As teachers, we all want the same thing—students achieving more and to a higher degree. We know that this is accomplished through our teaching. But are we teaching everything we should? Aside from core subjects, what else is there?
It is clear from the research that equally important to teaching core subjects is teaching students how to take ownership of their learning. There is only so much we can “teach” if the student doesn’t recognize he’s supposed to “learn.” The most effective way to get them to understand their role in education is to get them to take ownership of their learning.
With increased student ownership comes increased student achievement.
What does student ownership mean? And how do we accomplish this? Student ownership means students have the authority, responsibility, and the capacity to own their learning. And we accomplish this by delegating to students the authority, responsibility and the capacity to own their learning.
Give students the authority: We hand over the power to make decisions. This doesn’t mean that students decide what they want to learn solely based on their interests. This would not prepare them to explore content they have never been exposed to. This means that as students are learning something new they have the authority to determine what they need to master that skill—frequency of practice and types of practice, opportunities to authentically apply learning, opportunities to transfer learning into new situations. It is our role as teachers to ensure that students have the authority to make decisions about how they will grow and learn.

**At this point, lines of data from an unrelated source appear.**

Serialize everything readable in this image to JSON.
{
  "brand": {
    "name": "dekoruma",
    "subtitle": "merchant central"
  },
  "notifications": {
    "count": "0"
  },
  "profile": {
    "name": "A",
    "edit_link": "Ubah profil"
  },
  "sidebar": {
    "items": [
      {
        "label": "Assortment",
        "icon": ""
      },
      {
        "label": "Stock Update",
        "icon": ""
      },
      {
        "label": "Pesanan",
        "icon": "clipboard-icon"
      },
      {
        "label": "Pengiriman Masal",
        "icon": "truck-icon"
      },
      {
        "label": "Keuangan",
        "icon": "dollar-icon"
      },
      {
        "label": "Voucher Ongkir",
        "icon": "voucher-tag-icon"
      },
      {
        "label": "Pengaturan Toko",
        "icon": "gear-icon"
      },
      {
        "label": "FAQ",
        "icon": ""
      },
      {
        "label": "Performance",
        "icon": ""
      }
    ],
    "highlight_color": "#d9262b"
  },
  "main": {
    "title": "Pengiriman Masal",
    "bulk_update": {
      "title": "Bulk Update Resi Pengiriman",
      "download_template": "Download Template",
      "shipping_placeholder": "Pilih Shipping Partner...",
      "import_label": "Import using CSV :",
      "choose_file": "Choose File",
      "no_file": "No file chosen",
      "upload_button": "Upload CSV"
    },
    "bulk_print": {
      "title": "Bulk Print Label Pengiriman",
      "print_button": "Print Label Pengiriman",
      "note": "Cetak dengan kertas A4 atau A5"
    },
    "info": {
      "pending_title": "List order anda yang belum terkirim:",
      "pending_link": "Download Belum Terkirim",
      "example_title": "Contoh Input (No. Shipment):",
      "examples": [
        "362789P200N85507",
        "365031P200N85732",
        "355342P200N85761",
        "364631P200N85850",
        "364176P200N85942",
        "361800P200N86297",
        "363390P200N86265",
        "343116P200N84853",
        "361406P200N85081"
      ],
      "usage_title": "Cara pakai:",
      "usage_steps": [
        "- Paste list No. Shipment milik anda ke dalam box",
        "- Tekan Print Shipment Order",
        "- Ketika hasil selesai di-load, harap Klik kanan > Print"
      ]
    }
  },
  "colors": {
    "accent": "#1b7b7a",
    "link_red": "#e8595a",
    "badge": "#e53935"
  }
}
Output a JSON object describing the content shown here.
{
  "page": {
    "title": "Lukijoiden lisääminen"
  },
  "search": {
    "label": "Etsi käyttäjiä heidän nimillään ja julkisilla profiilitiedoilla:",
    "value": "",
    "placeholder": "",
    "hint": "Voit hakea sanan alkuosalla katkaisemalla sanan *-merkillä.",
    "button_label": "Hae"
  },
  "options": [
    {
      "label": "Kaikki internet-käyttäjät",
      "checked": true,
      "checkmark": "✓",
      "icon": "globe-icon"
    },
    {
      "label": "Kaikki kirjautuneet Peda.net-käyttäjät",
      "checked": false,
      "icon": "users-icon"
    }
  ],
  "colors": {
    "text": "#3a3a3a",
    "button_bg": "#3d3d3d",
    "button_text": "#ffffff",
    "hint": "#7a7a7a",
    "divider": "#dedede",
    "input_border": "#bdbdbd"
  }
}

Give students the responsibility: We empower students to be accountable for their learning. This doesn’t mean that they alone drive their instruction. This means that students are part of the plan. They know what they are going to learn, how they will be taught it and how they will demonstrate their understanding. It is our role as teachers to ensure that students have the responsibility to be part of their own learning plan and understand their role in the plan.
Give students the capacity: We provide students with the ability or power to experience or understand something. This doesn’t mean that students only need skills and knowledge in order to learn to mastery. It means students are provided with the skills necessary to succeed by knowing what these skills are, why they need them, and how they will use them in their current and future learning. It is our role as teachers to ensure that students have the capacity to analyze and reflect on their own growth.
Is fostering student ownership easy for a teacher to do? Yes. But it does mean that the teacher needs to be open to the challenges of learning from mistakes, modeling the skills needed to succeed in college and career, explicitly teaching how to master the skills of ownership and, most importantly, be willing to give up some of their authority, responsibility, and capacity to the students.